---------- Data extract

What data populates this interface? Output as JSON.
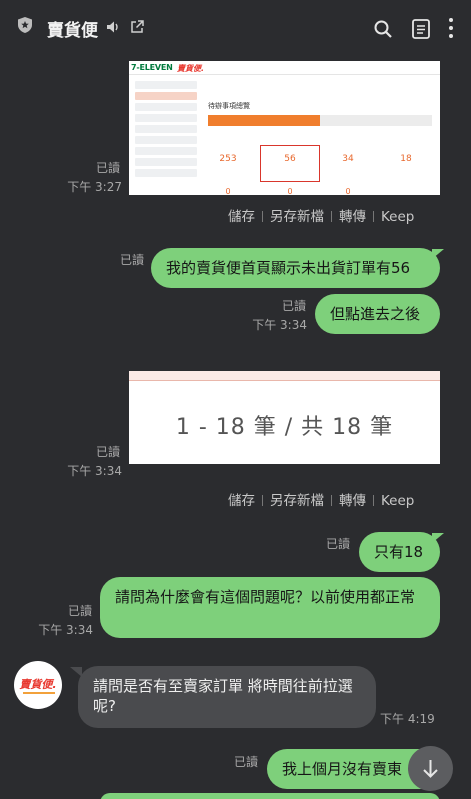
{
  "header": {
    "title": "賣貨便"
  },
  "image1": {
    "read": "已讀",
    "time": "下午 3:27",
    "screenshot": {
      "logo": "7-ELEVEN",
      "brand": "賣貨便.",
      "heading": "待辦事項總覽",
      "counts": [
        "253",
        "56",
        "34",
        "18"
      ],
      "zeros": [
        "0",
        "0",
        "0"
      ]
    },
    "actions": {
      "save": "儲存",
      "save_as": "另存新檔",
      "forward": "轉傳",
      "keep": "Keep"
    }
  },
  "messages": {
    "m1": {
      "read": "已讀",
      "text": "我的賣貨便首頁顯示未出貨訂單有56"
    },
    "m2": {
      "read": "已讀",
      "time": "下午 3:34",
      "text": "但點進去之後"
    }
  },
  "image2": {
    "read": "已讀",
    "time": "下午 3:34",
    "text": "1 - 18 筆 / 共 18 筆",
    "actions": {
      "save": "儲存",
      "save_as": "另存新檔",
      "forward": "轉傳",
      "keep": "Keep"
    }
  },
  "messages2": {
    "m3": {
      "read": "已讀",
      "text": "只有18"
    },
    "m4": {
      "read": "已讀",
      "time": "下午 3:34",
      "text": "請問為什麼會有這個問題呢？以前使用都正常"
    },
    "reply": {
      "avatar_text": "賣貨便.",
      "text": "請問是否有至賣家訂單 將時間往前拉選呢?",
      "time": "下午 4:19"
    },
    "m5": {
      "read": "已讀",
      "text": "我上個月沒有賣東"
    }
  },
  "colors": {
    "background": "#2b2c2f",
    "outgoing_bubble": "#7ed07b",
    "incoming_bubble": "#4a4b4e"
  },
  "icons": [
    "shield-icon",
    "speaker-icon",
    "external-link-icon",
    "search-icon",
    "notes-icon",
    "more-icon",
    "chevron-down-icon"
  ]
}
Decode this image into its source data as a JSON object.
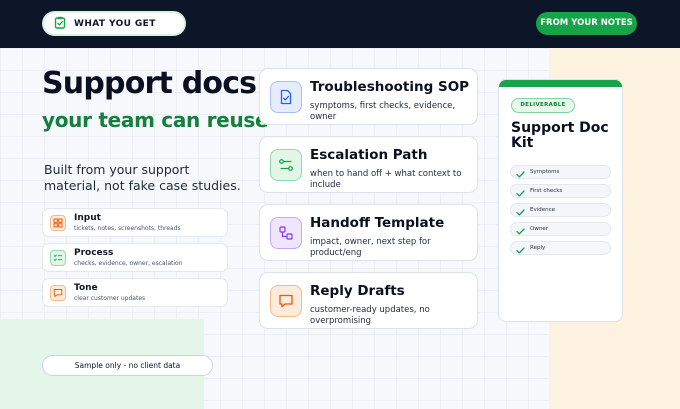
{
  "header": {
    "left_pill": "WHAT YOU GET",
    "right_pill": "FROM YOUR NOTES"
  },
  "hero": {
    "title": "Support docs",
    "subtitle": "your team can reuse",
    "description": "Built from your support material, not fake case studies."
  },
  "inputs": [
    {
      "title": "Input",
      "desc": "tickets, notes, screenshots, threads",
      "icon": "grid-icon",
      "color": "#ea580c"
    },
    {
      "title": "Process",
      "desc": "checks, evidence, owner, escalation",
      "icon": "checklist-icon",
      "color": "#16a34a"
    },
    {
      "title": "Tone",
      "desc": "clear customer updates",
      "icon": "chat-icon",
      "color": "#ea580c"
    }
  ],
  "sample_note": "Sample only - no client data",
  "cards": [
    {
      "title": "Troubleshooting SOP",
      "desc": "symptoms, first checks, evidence, owner",
      "icon": "document-check-icon",
      "color": "#2563eb"
    },
    {
      "title": "Escalation Path",
      "desc": "when to hand off + what context to include",
      "icon": "path-icon",
      "color": "#16a34a"
    },
    {
      "title": "Handoff Template",
      "desc": "impact, owner, next step for product/eng",
      "icon": "handoff-icon",
      "color": "#7c3aed"
    },
    {
      "title": "Reply Drafts",
      "desc": "customer-ready updates, no overpromising",
      "icon": "chat-icon",
      "color": "#ea580c"
    }
  ],
  "kit": {
    "badge": "DELIVERABLE",
    "title": "Support Doc Kit",
    "items": [
      "Symptoms",
      "First checks",
      "Evidence",
      "Owner",
      "Reply"
    ]
  },
  "colors": {
    "accent": "#16a34a",
    "header_bg": "#0d1628"
  }
}
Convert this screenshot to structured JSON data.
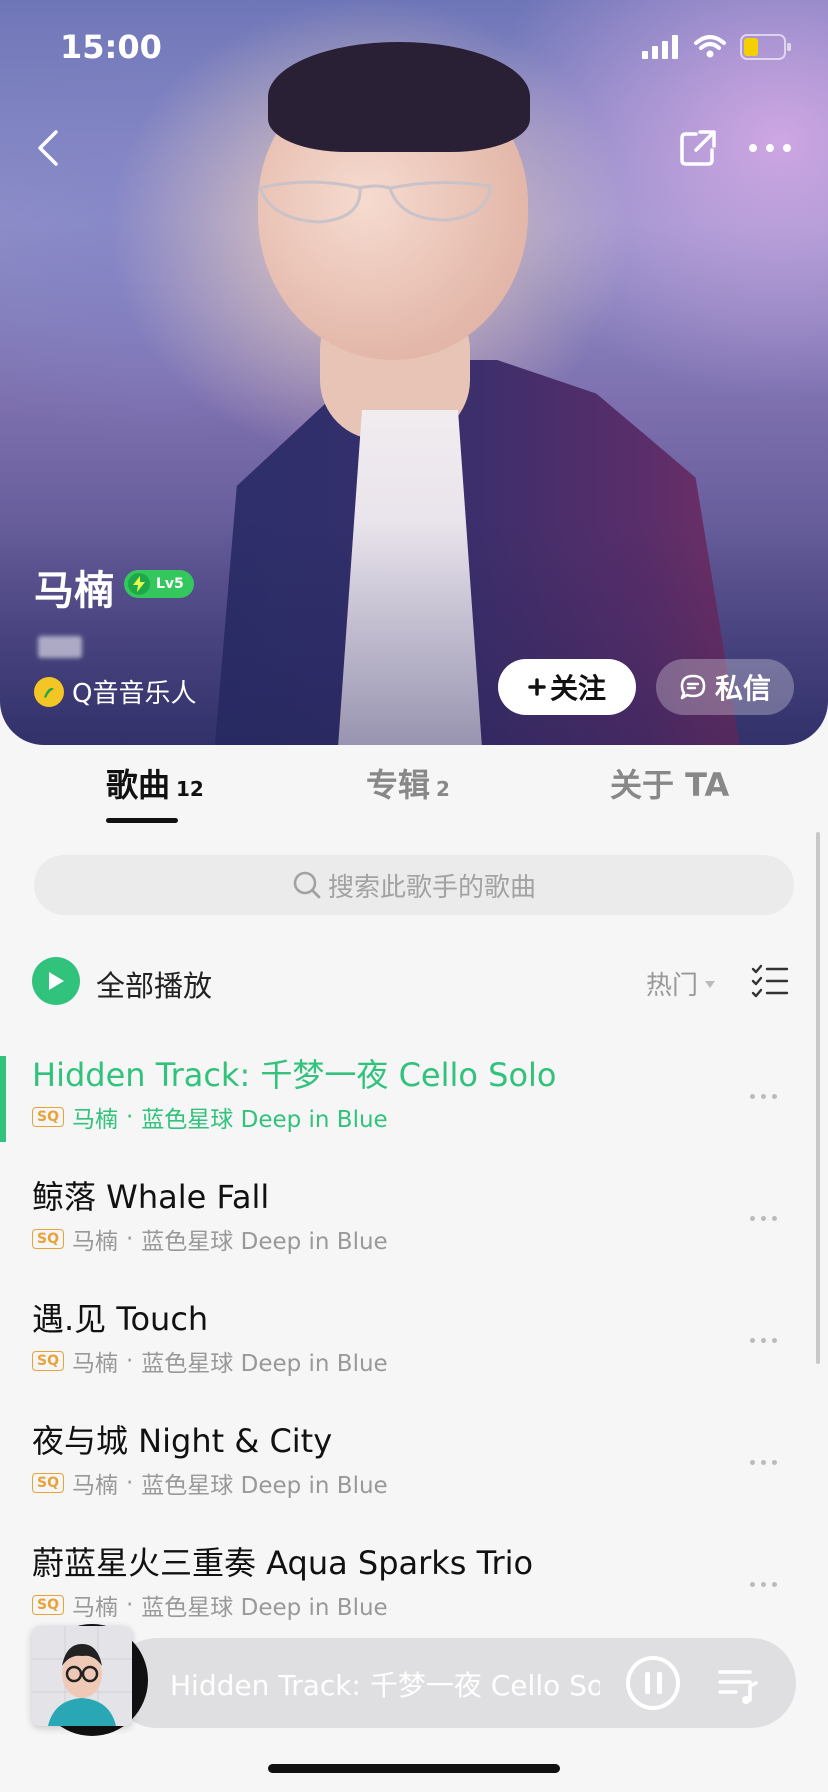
{
  "status": {
    "time": "15:00"
  },
  "artist": {
    "name": "马楠",
    "level": "Lv5",
    "musician_label": "Q音音乐人",
    "follow_label": "关注",
    "message_label": "私信"
  },
  "tabs": [
    {
      "label": "歌曲",
      "count": "12"
    },
    {
      "label": "专辑",
      "count": "2"
    },
    {
      "label": "关于 TA",
      "count": ""
    }
  ],
  "search": {
    "placeholder": "搜索此歌手的歌曲"
  },
  "list_header": {
    "play_all": "全部播放",
    "sort": "热门"
  },
  "songs": [
    {
      "title": "Hidden Track: 千梦一夜 Cello Solo",
      "quality": "SQ",
      "artist": "马楠",
      "album": "蓝色星球 Deep in Blue"
    },
    {
      "title": "鲸落 Whale Fall",
      "quality": "SQ",
      "artist": "马楠",
      "album": "蓝色星球 Deep in Blue"
    },
    {
      "title": "遇.见 Touch",
      "quality": "SQ",
      "artist": "马楠",
      "album": "蓝色星球 Deep in Blue"
    },
    {
      "title": "夜与城 Night & City",
      "quality": "SQ",
      "artist": "马楠",
      "album": "蓝色星球 Deep in Blue"
    },
    {
      "title": "蔚蓝星火三重奏 Aqua Sparks Trio",
      "quality": "SQ",
      "artist": "马楠",
      "album": "蓝色星球 Deep in Blue"
    }
  ],
  "mini_player": {
    "title": "Hidden Track: 千梦一夜 Cello Solo"
  },
  "colors": {
    "accent": "#31c27c",
    "sq": "#e7a33a"
  },
  "icons": [
    "back-icon",
    "share-icon",
    "more-icon",
    "signal-icon",
    "wifi-icon",
    "battery-icon",
    "play-icon",
    "list-mode-icon",
    "pause-icon",
    "playlist-icon",
    "search-icon",
    "chat-icon"
  ]
}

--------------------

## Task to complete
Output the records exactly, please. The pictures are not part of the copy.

## Exercise response
What data populates this interface? Output as JSON.
{
  "header": {
    "title": "賣貨便"
  },
  "image1": {
    "read": "已讀",
    "time": "下午 3:27",
    "screenshot": {
      "logo": "7-ELEVEN",
      "brand": "賣貨便.",
      "heading": "待辦事項總覽",
      "counts": [
        "253",
        "56",
        "34",
        "18"
      ],
      "zeros": [
        "0",
        "0",
        "0"
      ]
    },
    "actions": {
      "save": "儲存",
      "save_as": "另存新檔",
      "forward": "轉傳",
      "keep": "Keep"
    }
  },
  "messages": {
    "m1": {
      "read": "已讀",
      "text": "我的賣貨便首頁顯示未出貨訂單有56"
    },
    "m2": {
      "read": "已讀",
      "time": "下午 3:34",
      "text": "但點進去之後"
    }
  },
  "image2": {
    "read": "已讀",
    "time": "下午 3:34",
    "text": "1 - 18 筆 / 共 18 筆",
    "actions": {
      "save": "儲存",
      "save_as": "另存新檔",
      "forward": "轉傳",
      "keep": "Keep"
    }
  },
  "messages2": {
    "m3": {
      "read": "已讀",
      "text": "只有18"
    },
    "m4": {
      "read": "已讀",
      "time": "下午 3:34",
      "text": "請問為什麼會有這個問題呢？以前使用都正常"
    },
    "reply": {
      "avatar_text": "賣貨便.",
      "text": "請問是否有至賣家訂單 將時間往前拉選呢?",
      "time": "下午 4:19"
    },
    "m5": {
      "read": "已讀",
      "text": "我上個月沒有賣東"
    }
  },
  "colors": {
    "background": "#2b2c2f",
    "outgoing_bubble": "#7ed07b",
    "incoming_bubble": "#4a4b4e"
  },
  "icons": [
    "shield-icon",
    "speaker-icon",
    "external-link-icon",
    "search-icon",
    "notes-icon",
    "more-icon",
    "chevron-down-icon"
  ]
}
Decode this image into its source data as a JSON object.
{
  "header": {
    "left_pill": "WHAT YOU GET",
    "right_pill": "FROM YOUR NOTES"
  },
  "hero": {
    "title": "Support docs",
    "subtitle": "your team can reuse",
    "description": "Built from your support material, not fake case studies."
  },
  "inputs": [
    {
      "title": "Input",
      "desc": "tickets, notes, screenshots, threads",
      "icon": "grid-icon",
      "color": "#ea580c"
    },
    {
      "title": "Process",
      "desc": "checks, evidence, owner, escalation",
      "icon": "checklist-icon",
      "color": "#16a34a"
    },
    {
      "title": "Tone",
      "desc": "clear customer updates",
      "icon": "chat-icon",
      "color": "#ea580c"
    }
  ],
  "sample_note": "Sample only - no client data",
  "cards": [
    {
      "title": "Troubleshooting SOP",
      "desc": "symptoms, first checks, evidence, owner",
      "icon": "document-check-icon",
      "color": "#2563eb"
    },
    {
      "title": "Escalation Path",
      "desc": "when to hand off + what context to include",
      "icon": "path-icon",
      "color": "#16a34a"
    },
    {
      "title": "Handoff Template",
      "desc": "impact, owner, next step for product/eng",
      "icon": "handoff-icon",
      "color": "#7c3aed"
    },
    {
      "title": "Reply Drafts",
      "desc": "customer-ready updates, no overpromising",
      "icon": "chat-icon",
      "color": "#ea580c"
    }
  ],
  "kit": {
    "badge": "DELIVERABLE",
    "title": "Support Doc Kit",
    "items": [
      "Symptoms",
      "First checks",
      "Evidence",
      "Owner",
      "Reply"
    ]
  },
  "colors": {
    "accent": "#16a34a",
    "header_bg": "#0d1628"
  }
}
Convert this screenshot to structured JSON data.
{
  "status": {
    "time": "15:00"
  },
  "artist": {
    "name": "马楠",
    "level": "Lv5",
    "musician_label": "Q音音乐人",
    "follow_label": "关注",
    "message_label": "私信"
  },
  "tabs": [
    {
      "label": "歌曲",
      "count": "12"
    },
    {
      "label": "专辑",
      "count": "2"
    },
    {
      "label": "关于 TA",
      "count": ""
    }
  ],
  "search": {
    "placeholder": "搜索此歌手的歌曲"
  },
  "list_header": {
    "play_all": "全部播放",
    "sort": "热门"
  },
  "songs": [
    {
      "title": "Hidden Track: 千梦一夜 Cello Solo",
      "quality": "SQ",
      "artist": "马楠",
      "album": "蓝色星球 Deep in Blue"
    },
    {
      "title": "鲸落 Whale Fall",
      "quality": "SQ",
      "artist": "马楠",
      "album": "蓝色星球 Deep in Blue"
    },
    {
      "title": "遇.见 Touch",
      "quality": "SQ",
      "artist": "马楠",
      "album": "蓝色星球 Deep in Blue"
    },
    {
      "title": "夜与城 Night & City",
      "quality": "SQ",
      "artist": "马楠",
      "album": "蓝色星球 Deep in Blue"
    },
    {
      "title": "蔚蓝星火三重奏 Aqua Sparks Trio",
      "quality": "SQ",
      "artist": "马楠",
      "album": "蓝色星球 Deep in Blue"
    }
  ],
  "mini_player": {
    "title": "Hidden Track: 千梦一夜 Cello Solo"
  },
  "colors": {
    "accent": "#31c27c",
    "sq": "#e7a33a"
  },
  "icons": [
    "back-icon",
    "share-icon",
    "more-icon",
    "signal-icon",
    "wifi-icon",
    "battery-icon",
    "play-icon",
    "list-mode-icon",
    "pause-icon",
    "playlist-icon",
    "search-icon",
    "chat-icon"
  ]
}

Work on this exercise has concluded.